  Anyway. If you read the title, you'd know what I'm reviewing today... the game that is ever increasing in popularity; Minecraft. Now, both me and the website owner(get a name!) have played minecraft almost since day one... a very long time ago. At least I have. I've seen Minecraft go from a simple engine that generates a small level which you can build in to what it is today-- an intense survival game. All of this done by just one developer, too! If even for this, Notch deserves enormous credit for creating such a game all by himself. Of course, after a while, he set up his own company; but he still does the majority of the work.
    For those of you who still don't know what Minecraft is, seriously, what are you waiting for? Go play it! Minecraft is a game where you are plonked down on a sandy beach, then left to survive. Simple, right? Wrong. To survive, you need shelter, light, and a weapon. For what, you say? For the monsters that come out at night. From skeletal archers to creepy zombies, at the night or in caves you have to be always on alert. When you're not fighting, you're either mining or crafting. There are over 140 crafting recipes to discover, with a very easy to use GUI to go with it. The developer was even kind enough to include a tutorial on the main site, so if you're having trouble, start there.
    Minecraft is a really great game. The gameplay and controls in itself are very well thought out; and when you first play it you think "Wow. How can a game that appears so simple be so complex?" ...And that's one thing I commend it for. Minecraft is so much more than meets the eye, and what meets the eye usually isn't that appealing to most people.

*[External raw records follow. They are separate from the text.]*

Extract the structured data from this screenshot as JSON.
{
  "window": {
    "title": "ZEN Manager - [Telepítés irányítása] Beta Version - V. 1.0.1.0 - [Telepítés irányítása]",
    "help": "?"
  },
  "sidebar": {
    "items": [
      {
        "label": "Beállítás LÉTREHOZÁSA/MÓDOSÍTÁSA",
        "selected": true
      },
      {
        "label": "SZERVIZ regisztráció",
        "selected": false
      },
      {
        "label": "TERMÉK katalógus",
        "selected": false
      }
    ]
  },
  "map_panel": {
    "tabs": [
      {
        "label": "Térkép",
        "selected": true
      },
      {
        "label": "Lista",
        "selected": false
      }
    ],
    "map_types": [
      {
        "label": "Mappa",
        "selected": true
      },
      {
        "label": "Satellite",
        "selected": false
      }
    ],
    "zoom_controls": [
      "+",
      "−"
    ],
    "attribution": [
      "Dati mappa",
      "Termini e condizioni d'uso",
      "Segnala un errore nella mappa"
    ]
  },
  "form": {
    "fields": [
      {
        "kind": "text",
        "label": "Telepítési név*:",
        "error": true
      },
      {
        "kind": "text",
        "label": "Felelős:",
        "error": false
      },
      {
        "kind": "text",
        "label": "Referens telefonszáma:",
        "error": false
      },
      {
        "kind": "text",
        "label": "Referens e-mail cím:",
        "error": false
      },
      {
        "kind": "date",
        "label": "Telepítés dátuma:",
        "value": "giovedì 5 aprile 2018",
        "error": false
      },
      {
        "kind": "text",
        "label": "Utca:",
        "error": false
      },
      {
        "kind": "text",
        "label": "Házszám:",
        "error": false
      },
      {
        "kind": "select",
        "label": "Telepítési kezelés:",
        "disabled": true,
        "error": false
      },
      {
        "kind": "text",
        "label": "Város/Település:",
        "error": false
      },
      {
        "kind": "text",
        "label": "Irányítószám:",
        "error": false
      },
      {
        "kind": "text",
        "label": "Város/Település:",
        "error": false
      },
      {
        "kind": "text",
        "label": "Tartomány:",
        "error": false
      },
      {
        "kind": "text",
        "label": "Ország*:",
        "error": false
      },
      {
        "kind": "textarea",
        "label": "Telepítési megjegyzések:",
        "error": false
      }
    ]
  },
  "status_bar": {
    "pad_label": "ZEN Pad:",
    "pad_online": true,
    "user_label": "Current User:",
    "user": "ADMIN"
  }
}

It took many months for me and all of his friends to convince him to play before my brother actually tried it. Now he's addicted.
    The sounds in Minecraft compliment the game very well, from the peaceful music on the overworld to the terrifying 'ambient' cave noises. Notch did the sounds superbly, and they fit the blocky theme of Minecraft so well. The 16-bit textures that cover the Minecraft world complement the theme excellently and the GUI is perfectly simple.
    However, while everything about Minecraft at first look seems totally amazing, it has one huge problem that completely turned me away from it. It has absolutely no replayability. Now, you may argue "But the world is different every time!", and that's what I thought at first. But upon playing it for hours on end, I began to realize something. Every time I made a new world, every time I went mining, every time I died, I just went and did the same thing that I'd done a million times before. You start a new world. Oh, look, a slightly new terrain then your last world. Time to go chop trees, then make a base, then go mining, then find diamond, then build. Every new world. You go mining. Place torches, mine ore, avoid lava, fight monsters. What's new?
    Just the absolute repetitiveness of Minecraft is what made me stop wanting to play it. Why do the same thing over and over? When you first play it, there's so many things to discover, so many places to explore, so many things to learn. However, once that's all done with, there's nothing left but to do it again. And again. Then again. That is why Minecraft, though an excellent game, no longer appeals to me. It simply has nothing left for me, that is, until Notch releases new content. But nothing game-changing; simply a new block or a new mob.
    In short, Minecraft is only fun for a while. Notch did a truly amazing job with the game, and it is very fun to play, but after you play it for around a month it just loses appeal. However, for just 15 bucks, it is very much worth playing. For 15 dollars you get the game and (hopefully) all the updates that come with it. You'll even be getting it at a discount: for the duration of the beta stage, the game is 25% off!
    If you don't want to pay, there's also the 'classic' version. This was the first stage of Minecraft, when all you could do was build with infinite materials. The community has even developed mods for the servers, so it's definitely worth trying out.

Play Minecraft here.